# Recorded information:
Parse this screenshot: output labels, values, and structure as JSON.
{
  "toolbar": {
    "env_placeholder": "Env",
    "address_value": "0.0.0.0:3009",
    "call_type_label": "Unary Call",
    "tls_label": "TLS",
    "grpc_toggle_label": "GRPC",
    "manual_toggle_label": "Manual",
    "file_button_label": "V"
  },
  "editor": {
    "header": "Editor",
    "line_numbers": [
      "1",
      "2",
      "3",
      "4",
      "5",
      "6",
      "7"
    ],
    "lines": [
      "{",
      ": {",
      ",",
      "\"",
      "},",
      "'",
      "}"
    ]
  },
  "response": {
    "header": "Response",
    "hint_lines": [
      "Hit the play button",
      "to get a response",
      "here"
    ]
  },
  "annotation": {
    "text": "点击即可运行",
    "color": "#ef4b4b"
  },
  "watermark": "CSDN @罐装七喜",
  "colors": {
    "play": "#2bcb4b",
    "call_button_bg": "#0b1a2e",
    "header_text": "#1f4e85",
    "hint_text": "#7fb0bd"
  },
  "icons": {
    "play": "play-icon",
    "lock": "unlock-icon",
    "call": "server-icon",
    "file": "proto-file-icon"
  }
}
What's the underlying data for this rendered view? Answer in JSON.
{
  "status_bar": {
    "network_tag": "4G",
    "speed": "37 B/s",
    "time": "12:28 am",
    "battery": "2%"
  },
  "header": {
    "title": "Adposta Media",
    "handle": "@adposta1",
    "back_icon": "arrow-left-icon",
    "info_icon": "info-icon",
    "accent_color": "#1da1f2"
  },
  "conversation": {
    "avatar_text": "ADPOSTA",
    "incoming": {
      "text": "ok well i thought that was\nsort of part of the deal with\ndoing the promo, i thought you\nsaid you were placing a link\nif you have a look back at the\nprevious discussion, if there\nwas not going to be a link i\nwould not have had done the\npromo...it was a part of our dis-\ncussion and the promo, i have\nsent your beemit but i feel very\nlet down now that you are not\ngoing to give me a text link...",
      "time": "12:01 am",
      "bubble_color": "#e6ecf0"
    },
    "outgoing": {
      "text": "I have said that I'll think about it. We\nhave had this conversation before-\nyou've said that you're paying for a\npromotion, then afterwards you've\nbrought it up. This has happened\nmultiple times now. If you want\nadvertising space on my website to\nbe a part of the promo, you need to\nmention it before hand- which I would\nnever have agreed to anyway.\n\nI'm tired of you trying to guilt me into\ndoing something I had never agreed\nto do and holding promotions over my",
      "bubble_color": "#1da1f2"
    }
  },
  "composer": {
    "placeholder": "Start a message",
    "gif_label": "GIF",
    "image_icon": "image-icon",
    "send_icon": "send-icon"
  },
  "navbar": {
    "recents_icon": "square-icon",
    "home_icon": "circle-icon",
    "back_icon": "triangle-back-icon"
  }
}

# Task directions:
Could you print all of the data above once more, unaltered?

# Written answer:
Parse this screenshot: output labels, values, and structure as JSON.
{
  "toolbar": {
    "env_placeholder": "Env",
    "address_value": "0.0.0.0:3009",
    "call_type_label": "Unary Call",
    "tls_label": "TLS",
    "grpc_toggle_label": "GRPC",
    "manual_toggle_label": "Manual",
    "file_button_label": "V"
  },
  "editor": {
    "header": "Editor",
    "line_numbers": [
      "1",
      "2",
      "3",
      "4",
      "5",
      "6",
      "7"
    ],
    "lines": [
      "{",
      ": {",
      ",",
      "\"",
      "},",
      "'",
      "}"
    ]
  },
  "response": {
    "header": "Response",
    "hint_lines": [
      "Hit the play button",
      "to get a response",
      "here"
    ]
  },
  "annotation": {
    "text": "点击即可运行",
    "color": "#ef4b4b"
  },
  "watermark": "CSDN @罐装七喜",
  "colors": {
    "play": "#2bcb4b",
    "call_button_bg": "#0b1a2e",
    "header_text": "#1f4e85",
    "hint_text": "#7fb0bd"
  },
  "icons": {
    "play": "play-icon",
    "lock": "unlock-icon",
    "call": "server-icon",
    "file": "proto-file-icon"
  }
}
What's the underlying data for this rendered view? Answer in JSON.
{
  "status_bar": {
    "network_tag": "4G",
    "speed": "37 B/s",
    "time": "12:28 am",
    "battery": "2%"
  },
  "header": {
    "title": "Adposta Media",
    "handle": "@adposta1",
    "back_icon": "arrow-left-icon",
    "info_icon": "info-icon",
    "accent_color": "#1da1f2"
  },
  "conversation": {
    "avatar_text": "ADPOSTA",
    "incoming": {
      "text": "ok well i thought that was\nsort of part of the deal with\ndoing the promo, i thought you\nsaid you were placing a link\nif you have a look back at the\nprevious discussion, if there\nwas not going to be a link i\nwould not have had done the\npromo...it was a part of our dis-\ncussion and the promo, i have\nsent your beemit but i feel very\nlet down now that you are not\ngoing to give me a text link...",
      "time": "12:01 am",
      "bubble_color": "#e6ecf0"
    },
    "outgoing": {
      "text": "I have said that I'll think about it. We\nhave had this conversation before-\nyou've said that you're paying for a\npromotion, then afterwards you've\nbrought it up. This has happened\nmultiple times now. If you want\nadvertising space on my website to\nbe a part of the promo, you need to\nmention it before hand- which I would\nnever have agreed to anyway.\n\nI'm tired of you trying to guilt me into\ndoing something I had never agreed\nto do and holding promotions over my",
      "bubble_color": "#1da1f2"
    }
  },
  "composer": {
    "placeholder": "Start a message",
    "gif_label": "GIF",
    "image_icon": "image-icon",
    "send_icon": "send-icon"
  },
  "navbar": {
    "recents_icon": "square-icon",
    "home_icon": "circle-icon",
    "back_icon": "triangle-back-icon"
  }
}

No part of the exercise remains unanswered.